"The basic problem," says Commissioner Martin Shapiro, "is he's a person who's not suited to be an elected official. He doesn't understand the intricacies and the subtleties of being an elected official. The public looks at him as being a jerk."
Commissioner Shapiro says the public thinks you're a jerk -Well, the only thing I can tell you is he's not my lover and I wouldn't indulge in a discussion with him. He can call anybody a jerk - and that you're unsuited for public office. And others say you're taking credit for things you shouldn't take credit for.
They happen to be right. I'll tell you why. All the people come over in Miami Beach and they tell me, "Abe, you deserve the credit for making Miami Beach roomy," and I tell them, "Do me a favor, don't give me the credit. Give me cash." And I haven't seen any yet. So taking the credit doesn't give me any cash. If it does, it's good for the people. That is my cash.
An elected official is just common sense. And success in private events - not one of them [Miami Beach commissioners] has any success to be credited for. And I have all the successes that they will never reach if they live another thousand years.
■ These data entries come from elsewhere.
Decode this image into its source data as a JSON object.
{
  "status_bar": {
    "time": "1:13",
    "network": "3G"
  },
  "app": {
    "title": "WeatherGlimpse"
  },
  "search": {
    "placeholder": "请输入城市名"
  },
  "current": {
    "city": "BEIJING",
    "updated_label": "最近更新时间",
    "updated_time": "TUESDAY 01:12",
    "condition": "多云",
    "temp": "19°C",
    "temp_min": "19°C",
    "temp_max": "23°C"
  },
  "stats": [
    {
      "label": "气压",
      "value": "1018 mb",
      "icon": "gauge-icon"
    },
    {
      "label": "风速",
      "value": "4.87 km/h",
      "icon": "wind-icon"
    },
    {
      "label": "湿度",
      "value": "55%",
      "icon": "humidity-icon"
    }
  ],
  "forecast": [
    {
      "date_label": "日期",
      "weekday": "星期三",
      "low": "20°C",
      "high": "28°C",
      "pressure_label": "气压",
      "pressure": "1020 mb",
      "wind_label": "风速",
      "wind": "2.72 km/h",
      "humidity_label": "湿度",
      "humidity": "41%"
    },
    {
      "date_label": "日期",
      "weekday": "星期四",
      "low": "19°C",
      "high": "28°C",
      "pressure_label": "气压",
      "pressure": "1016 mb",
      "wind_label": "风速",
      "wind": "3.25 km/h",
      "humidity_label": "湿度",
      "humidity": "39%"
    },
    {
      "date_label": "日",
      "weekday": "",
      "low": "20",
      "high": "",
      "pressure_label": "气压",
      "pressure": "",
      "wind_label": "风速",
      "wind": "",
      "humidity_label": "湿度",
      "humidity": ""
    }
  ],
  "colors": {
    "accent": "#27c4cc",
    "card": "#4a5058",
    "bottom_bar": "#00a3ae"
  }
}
I don't think any one of them has a single honorary - and by the way, I got an honorary doctor of philosophy from the Protestant Theological Seminary. I got man of the year from the City of Hope, the man of the year from the real estate industry, and it can go on and on and on. And never have I taken an honor from an organization that I contributed money, because I don't want to buy an honor.
You've run for office several times in the past. Is politics in your nature?
No. No, I ran for office because I realized if I won't run for office, I will lose all my investments because of mismanagement in government. I was a member of the Electoral College of the United States. I am in Who's Who in the East, and nobody in South Florida is listed there. [Miami Herald publisher] David Lawrence is trying to get in and I won't stop him. I was the treasurer of the New York State Democratic Party. President Carter sent Air Force One to bring us to the peace treaty signing with Israel and I am the only one in the universe who has the peace treaty signed by the three presidents that were sitting at that table.